>> :scope, :this, :self, :context, :context-node, :reference, :ref, :important,
>> :root, and the emoticon-inspired :D, :s and :p
> 
> I... didn't even think of using :this.  That has a very interesting
> synergy with js's this variable.
> 
> My vote's for either :this or :scope then.
> 
>>> b) Requiring :scope when there's an explicit combinator so as not
>>> to present incomplete selector fragments.
>> I think that's suboptimal because it will require JS libraries to perform
>> selector parsing themselves to insert the pseudo-class before passing it to
>> the API.  But since adjusting selector parsing for this seems to be
>> unacceptable :-(, I've reluctantly changed the spec to require the explicit
>> pseudo-class when a combinator other than the descendant combinator is
>> needed, so "+p" is no longer allowed. Scripts have to use ":reference+p"
>> instead.  I will now have to deal with the inevitable complaints from
>> authors and JS library develpers for making their lives harder.
> 
> Fantasai, was this really an issue in a new function?  I think
> queryScopedSelector("+p") is just fine, and requiring the explicit
> :scope is a lose considering the existing precedent in js selector
> engines.  My issues were just dealing with the potential ambiguity
> when both scoped and non-scoped were handled by the same function.

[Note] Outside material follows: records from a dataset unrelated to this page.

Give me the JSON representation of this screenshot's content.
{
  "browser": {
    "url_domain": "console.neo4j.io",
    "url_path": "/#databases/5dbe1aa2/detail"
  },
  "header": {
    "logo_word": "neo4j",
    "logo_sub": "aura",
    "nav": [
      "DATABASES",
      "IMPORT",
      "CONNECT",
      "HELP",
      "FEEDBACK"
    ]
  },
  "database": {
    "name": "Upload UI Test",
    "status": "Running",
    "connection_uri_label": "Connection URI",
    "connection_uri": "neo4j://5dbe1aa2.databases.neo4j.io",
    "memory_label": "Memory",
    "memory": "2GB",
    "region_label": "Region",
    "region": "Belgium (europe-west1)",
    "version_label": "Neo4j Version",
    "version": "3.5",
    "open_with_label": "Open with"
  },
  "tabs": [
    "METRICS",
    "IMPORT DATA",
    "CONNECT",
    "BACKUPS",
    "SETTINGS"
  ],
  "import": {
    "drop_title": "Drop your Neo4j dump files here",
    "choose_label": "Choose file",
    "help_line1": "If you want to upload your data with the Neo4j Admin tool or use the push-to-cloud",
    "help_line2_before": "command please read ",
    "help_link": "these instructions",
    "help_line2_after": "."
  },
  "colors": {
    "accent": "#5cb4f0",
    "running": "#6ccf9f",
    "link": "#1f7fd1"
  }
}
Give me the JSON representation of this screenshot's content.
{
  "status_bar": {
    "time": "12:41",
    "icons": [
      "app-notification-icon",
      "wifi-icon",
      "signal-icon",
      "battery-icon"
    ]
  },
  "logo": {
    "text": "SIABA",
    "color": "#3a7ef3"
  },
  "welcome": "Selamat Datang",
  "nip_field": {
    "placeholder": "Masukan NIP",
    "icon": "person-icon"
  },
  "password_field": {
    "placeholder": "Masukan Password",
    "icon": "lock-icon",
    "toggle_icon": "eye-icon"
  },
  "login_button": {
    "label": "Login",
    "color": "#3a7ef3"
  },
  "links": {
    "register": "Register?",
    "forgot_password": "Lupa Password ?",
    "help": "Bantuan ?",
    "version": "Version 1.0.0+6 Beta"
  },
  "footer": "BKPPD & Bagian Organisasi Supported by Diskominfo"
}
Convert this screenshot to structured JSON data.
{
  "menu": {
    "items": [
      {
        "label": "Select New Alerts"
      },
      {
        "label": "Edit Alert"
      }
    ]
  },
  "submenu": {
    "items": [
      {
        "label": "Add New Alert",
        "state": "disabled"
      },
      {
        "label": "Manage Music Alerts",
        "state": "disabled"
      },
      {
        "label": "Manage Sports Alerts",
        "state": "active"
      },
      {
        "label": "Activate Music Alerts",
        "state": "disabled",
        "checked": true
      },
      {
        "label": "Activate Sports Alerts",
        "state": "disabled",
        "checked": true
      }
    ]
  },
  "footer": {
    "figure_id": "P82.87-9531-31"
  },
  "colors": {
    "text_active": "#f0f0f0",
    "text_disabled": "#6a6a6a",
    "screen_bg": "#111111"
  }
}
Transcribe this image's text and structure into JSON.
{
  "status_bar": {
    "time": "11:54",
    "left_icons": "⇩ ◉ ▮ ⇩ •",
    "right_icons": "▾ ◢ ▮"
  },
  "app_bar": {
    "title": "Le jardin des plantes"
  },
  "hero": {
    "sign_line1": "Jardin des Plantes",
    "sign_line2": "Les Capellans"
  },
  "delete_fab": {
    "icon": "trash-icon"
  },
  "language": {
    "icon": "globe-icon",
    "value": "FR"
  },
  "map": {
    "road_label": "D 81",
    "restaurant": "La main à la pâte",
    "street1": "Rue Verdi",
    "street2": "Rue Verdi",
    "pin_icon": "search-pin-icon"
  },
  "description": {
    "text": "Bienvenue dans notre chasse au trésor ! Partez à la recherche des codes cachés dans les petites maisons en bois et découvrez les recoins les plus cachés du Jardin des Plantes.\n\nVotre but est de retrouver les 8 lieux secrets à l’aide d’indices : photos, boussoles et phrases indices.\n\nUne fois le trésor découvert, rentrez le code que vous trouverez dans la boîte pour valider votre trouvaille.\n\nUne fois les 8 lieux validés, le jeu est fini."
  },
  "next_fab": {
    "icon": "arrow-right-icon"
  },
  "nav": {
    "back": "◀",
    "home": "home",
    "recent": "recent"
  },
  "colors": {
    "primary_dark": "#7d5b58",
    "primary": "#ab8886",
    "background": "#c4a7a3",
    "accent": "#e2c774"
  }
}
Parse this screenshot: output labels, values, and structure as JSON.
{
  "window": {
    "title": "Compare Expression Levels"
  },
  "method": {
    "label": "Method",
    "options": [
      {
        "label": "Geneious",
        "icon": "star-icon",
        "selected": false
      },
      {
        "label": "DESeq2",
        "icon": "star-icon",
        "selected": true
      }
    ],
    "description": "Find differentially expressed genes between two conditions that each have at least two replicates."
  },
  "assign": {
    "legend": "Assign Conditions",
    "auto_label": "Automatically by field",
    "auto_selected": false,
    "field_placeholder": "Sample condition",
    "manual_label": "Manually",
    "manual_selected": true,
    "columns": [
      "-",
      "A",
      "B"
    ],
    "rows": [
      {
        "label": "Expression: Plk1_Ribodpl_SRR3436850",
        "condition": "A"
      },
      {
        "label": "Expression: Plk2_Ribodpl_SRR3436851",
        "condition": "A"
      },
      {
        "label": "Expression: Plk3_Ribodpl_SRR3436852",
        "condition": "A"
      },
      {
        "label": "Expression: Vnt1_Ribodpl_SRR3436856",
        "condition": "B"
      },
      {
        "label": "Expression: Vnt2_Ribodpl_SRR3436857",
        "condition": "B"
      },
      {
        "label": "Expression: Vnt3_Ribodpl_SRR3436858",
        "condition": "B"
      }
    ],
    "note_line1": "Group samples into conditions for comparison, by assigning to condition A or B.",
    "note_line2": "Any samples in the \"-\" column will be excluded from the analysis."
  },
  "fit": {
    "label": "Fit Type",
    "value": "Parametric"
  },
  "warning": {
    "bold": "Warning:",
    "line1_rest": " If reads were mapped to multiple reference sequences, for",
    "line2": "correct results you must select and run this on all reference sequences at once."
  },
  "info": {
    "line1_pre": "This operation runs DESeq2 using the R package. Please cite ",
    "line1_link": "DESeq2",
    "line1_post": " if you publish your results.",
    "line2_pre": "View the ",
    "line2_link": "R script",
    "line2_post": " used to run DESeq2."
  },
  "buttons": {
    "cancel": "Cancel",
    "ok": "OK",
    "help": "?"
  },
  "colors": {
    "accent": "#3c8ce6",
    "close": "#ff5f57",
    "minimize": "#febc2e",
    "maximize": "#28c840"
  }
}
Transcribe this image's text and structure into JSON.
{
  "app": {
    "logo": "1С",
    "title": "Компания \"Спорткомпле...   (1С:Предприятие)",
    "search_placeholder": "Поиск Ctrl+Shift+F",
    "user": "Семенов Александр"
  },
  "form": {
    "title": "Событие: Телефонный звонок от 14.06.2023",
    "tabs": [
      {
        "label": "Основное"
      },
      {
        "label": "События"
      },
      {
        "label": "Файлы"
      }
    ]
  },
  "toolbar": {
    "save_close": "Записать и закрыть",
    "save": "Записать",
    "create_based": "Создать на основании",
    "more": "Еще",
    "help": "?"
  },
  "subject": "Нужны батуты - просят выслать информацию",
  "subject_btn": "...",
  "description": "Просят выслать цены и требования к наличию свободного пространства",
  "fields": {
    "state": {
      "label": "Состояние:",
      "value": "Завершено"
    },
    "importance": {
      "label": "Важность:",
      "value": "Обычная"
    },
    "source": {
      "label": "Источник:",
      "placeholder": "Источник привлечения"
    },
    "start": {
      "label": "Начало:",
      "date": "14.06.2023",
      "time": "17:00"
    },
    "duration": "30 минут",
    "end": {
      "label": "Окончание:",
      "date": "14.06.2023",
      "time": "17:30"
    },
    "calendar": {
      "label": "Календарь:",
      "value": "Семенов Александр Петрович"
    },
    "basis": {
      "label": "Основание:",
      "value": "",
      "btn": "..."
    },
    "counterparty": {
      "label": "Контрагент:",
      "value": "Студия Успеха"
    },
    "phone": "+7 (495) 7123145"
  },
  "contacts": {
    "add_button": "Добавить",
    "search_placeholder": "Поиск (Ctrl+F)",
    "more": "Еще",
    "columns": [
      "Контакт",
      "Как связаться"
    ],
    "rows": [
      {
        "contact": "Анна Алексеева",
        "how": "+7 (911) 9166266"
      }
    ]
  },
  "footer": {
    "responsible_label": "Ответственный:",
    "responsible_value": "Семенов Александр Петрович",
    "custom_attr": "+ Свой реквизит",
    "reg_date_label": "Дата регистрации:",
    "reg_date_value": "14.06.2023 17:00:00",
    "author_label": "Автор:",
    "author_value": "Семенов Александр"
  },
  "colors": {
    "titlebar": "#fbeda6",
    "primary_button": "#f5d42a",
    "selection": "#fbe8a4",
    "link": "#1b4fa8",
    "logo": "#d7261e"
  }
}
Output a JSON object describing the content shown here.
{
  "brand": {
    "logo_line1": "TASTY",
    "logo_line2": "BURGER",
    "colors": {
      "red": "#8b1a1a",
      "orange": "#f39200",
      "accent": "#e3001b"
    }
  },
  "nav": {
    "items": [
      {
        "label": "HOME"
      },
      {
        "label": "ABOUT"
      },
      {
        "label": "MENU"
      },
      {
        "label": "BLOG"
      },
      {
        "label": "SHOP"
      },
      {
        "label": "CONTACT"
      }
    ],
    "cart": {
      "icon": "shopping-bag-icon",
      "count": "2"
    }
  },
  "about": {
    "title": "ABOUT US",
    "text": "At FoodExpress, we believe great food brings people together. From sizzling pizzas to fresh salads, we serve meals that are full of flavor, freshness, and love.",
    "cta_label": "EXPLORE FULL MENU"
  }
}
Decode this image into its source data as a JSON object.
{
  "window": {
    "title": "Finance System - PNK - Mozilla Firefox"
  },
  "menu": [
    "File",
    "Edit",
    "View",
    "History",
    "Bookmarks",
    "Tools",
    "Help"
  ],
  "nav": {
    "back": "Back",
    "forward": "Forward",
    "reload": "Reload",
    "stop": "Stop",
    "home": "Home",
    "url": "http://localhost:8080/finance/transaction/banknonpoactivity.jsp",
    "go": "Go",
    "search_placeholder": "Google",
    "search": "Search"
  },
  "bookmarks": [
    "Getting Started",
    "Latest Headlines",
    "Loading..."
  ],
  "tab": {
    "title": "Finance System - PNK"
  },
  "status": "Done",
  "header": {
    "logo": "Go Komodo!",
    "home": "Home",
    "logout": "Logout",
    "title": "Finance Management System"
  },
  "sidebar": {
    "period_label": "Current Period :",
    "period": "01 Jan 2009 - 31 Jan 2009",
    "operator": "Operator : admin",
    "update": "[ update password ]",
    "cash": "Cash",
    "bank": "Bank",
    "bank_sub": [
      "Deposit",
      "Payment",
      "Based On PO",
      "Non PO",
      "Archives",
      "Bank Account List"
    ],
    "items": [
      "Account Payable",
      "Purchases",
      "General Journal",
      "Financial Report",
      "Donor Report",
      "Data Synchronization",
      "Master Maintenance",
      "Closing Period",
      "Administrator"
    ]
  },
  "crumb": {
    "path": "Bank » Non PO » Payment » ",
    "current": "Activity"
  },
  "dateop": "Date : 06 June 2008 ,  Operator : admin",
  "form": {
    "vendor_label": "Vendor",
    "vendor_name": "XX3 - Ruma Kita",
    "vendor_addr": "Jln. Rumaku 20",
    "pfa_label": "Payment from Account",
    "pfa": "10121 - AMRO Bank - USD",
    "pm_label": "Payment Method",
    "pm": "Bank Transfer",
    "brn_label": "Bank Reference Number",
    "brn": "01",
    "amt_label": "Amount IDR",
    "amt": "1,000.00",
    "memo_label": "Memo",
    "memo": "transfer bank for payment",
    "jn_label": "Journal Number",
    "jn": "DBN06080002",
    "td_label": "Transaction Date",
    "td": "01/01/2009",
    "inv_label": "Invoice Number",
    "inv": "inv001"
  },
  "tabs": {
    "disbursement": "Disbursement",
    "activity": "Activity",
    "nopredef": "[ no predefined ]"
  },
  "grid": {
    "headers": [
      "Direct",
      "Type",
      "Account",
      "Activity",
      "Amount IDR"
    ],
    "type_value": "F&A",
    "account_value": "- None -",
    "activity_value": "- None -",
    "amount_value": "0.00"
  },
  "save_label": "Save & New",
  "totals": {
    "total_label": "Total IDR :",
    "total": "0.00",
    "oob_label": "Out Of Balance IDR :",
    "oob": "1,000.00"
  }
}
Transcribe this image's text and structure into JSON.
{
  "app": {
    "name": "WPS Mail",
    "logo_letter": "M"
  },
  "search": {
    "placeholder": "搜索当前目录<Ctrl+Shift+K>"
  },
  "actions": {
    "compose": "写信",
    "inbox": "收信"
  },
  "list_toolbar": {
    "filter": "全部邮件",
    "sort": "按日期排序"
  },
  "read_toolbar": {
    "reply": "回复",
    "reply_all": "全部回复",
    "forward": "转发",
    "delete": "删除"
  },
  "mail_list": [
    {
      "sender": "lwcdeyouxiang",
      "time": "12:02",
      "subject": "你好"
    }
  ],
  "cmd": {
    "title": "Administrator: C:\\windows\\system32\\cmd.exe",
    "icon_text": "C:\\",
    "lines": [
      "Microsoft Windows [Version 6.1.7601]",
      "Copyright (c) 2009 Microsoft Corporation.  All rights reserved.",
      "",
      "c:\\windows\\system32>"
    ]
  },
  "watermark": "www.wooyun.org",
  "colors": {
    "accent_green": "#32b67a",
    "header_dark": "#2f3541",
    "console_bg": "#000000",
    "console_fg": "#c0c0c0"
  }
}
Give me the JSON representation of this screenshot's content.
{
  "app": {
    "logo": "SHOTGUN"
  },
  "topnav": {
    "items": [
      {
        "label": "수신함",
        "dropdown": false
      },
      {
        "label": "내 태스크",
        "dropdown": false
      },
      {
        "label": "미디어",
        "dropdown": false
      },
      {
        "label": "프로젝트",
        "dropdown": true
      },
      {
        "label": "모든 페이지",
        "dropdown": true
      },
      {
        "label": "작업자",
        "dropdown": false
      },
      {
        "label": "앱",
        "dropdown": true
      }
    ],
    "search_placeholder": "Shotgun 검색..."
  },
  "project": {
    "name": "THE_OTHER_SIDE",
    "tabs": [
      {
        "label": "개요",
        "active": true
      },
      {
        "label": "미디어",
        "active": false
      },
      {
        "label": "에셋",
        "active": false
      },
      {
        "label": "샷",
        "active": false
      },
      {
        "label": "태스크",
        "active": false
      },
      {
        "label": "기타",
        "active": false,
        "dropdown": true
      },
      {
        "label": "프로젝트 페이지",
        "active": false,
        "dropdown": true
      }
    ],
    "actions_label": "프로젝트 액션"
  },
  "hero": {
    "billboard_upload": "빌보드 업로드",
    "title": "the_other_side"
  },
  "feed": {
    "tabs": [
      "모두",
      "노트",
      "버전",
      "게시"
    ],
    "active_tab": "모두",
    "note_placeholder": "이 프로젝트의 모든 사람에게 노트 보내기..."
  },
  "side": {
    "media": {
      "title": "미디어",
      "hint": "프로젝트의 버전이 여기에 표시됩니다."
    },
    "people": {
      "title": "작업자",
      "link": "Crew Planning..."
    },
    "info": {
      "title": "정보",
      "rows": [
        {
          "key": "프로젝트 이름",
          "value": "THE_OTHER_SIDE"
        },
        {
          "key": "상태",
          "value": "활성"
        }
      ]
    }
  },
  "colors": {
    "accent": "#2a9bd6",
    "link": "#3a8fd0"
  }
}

I don't feel too strongly about it, given that it's a JS string and
not a fragmented piece of syntax inside something larger. I can
still think of the JS function as doing some string-preprocessing
before calling it a Selector.

~fantasai
Received on Wednesday, 30 September 2009 17:23:11 GMT

This archive was generated by hypermail 2.3.1 : Tuesday, 26 March 2013 17:20:21 GMT